Start of WORKING DATA
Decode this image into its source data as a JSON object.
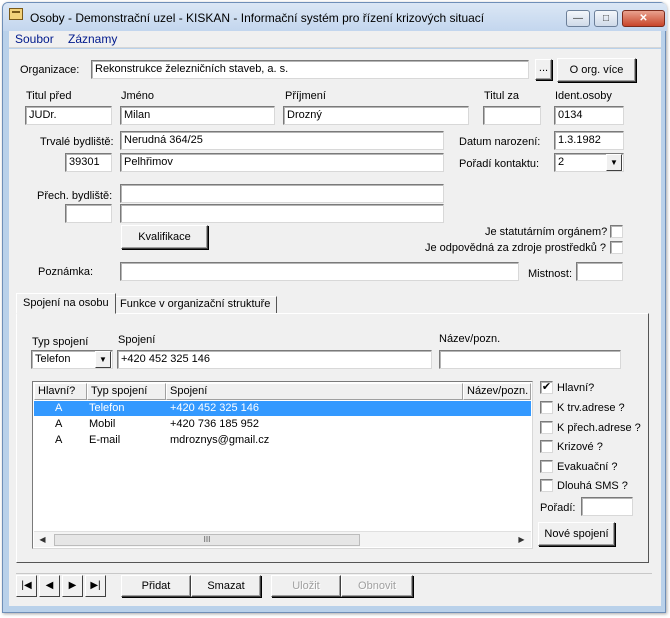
{
  "window": {
    "title": "Osoby - Demonstrační uzel - KISKAN - Informační systém pro řízení krizových situací",
    "minimize_glyph": "—",
    "maximize_glyph": "□",
    "close_glyph": "✕"
  },
  "menu": {
    "items": [
      {
        "label": "Soubor"
      },
      {
        "label": "Záznamy"
      }
    ]
  },
  "organization": {
    "label": "Organizace:",
    "value": "Rekonstrukce železničních staveb, a. s.",
    "browse_label": "...",
    "more_label": "O org. více"
  },
  "person": {
    "title_before_label": "Titul před",
    "title_before": "JUDr.",
    "first_name_label": "Jméno",
    "first_name": "Milan",
    "last_name_label": "Příjmení",
    "last_name": "Drozný",
    "title_after_label": "Titul za",
    "title_after": "",
    "ident_label": "Ident.osoby",
    "ident": "0134",
    "permanent_address_label": "Trvalé bydliště:",
    "street": "Nerudná 364/25",
    "zip": "39301",
    "city": "Pelhřimov",
    "temp_address_label": "Přech. bydliště:",
    "temp_street": "",
    "temp_zip": "",
    "temp_city": "",
    "birth_label": "Datum narození:",
    "birth_date": "1.3.1982",
    "contact_order_label": "Pořadí kontaktu:",
    "contact_order": "2",
    "qualification_label": "Kvalifikace",
    "statutory_label": "Je statutárním orgánem?",
    "resources_label": "Je odpovědná za zdroje prostředků ?",
    "note_label": "Poznámka:",
    "note": "",
    "room_label": "Mistnost:",
    "room": ""
  },
  "tabs": [
    {
      "label": "Spojení na osobu"
    },
    {
      "label": "Funkce v organizační struktuře"
    }
  ],
  "connection": {
    "type_label": "Typ spojení",
    "type_value": "Telefon",
    "value_label": "Spojení",
    "value": "+420 452 325 146",
    "note_label": "Název/pozn.",
    "note": ""
  },
  "list": {
    "columns": [
      "Hlavní?",
      "Typ spojení",
      "Spojení",
      "Název/pozn."
    ],
    "rows": [
      {
        "main": "A",
        "type": "Telefon",
        "value": "+420 452 325 146",
        "note": ""
      },
      {
        "main": "A",
        "type": "Mobil",
        "value": "+420 736 185 952",
        "note": ""
      },
      {
        "main": "A",
        "type": "E-mail",
        "value": "mdroznys@gmail.cz",
        "note": ""
      }
    ],
    "scroll_left": "◀",
    "scroll_right": "▶",
    "thumb_grip": "III"
  },
  "flags": {
    "main_label": "Hlavní?",
    "main_checked": "✔",
    "perm_addr_label": "K trv.adrese ?",
    "temp_addr_label": "K přech.adrese ?",
    "crisis_label": "Krizové ?",
    "evac_label": "Evakuační ?",
    "long_sms_label": "Dlouhá SMS ?",
    "order_label": "Pořadí:",
    "order": "",
    "new_connection_label": "Nové spojení"
  },
  "nav": {
    "first": "|◀",
    "prev": "◀",
    "next": "▶",
    "last": "▶|",
    "add_label": "Přidat",
    "delete_label": "Smazat",
    "save_label": "Uložit",
    "reload_label": "Obnovit"
  }
}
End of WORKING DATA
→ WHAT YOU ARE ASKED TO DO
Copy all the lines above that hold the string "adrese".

→ EXERCISE SOLUTION
    "perm_addr_label": "K trv.adrese ?",
    "temp_addr_label": "K přech.adrese ?",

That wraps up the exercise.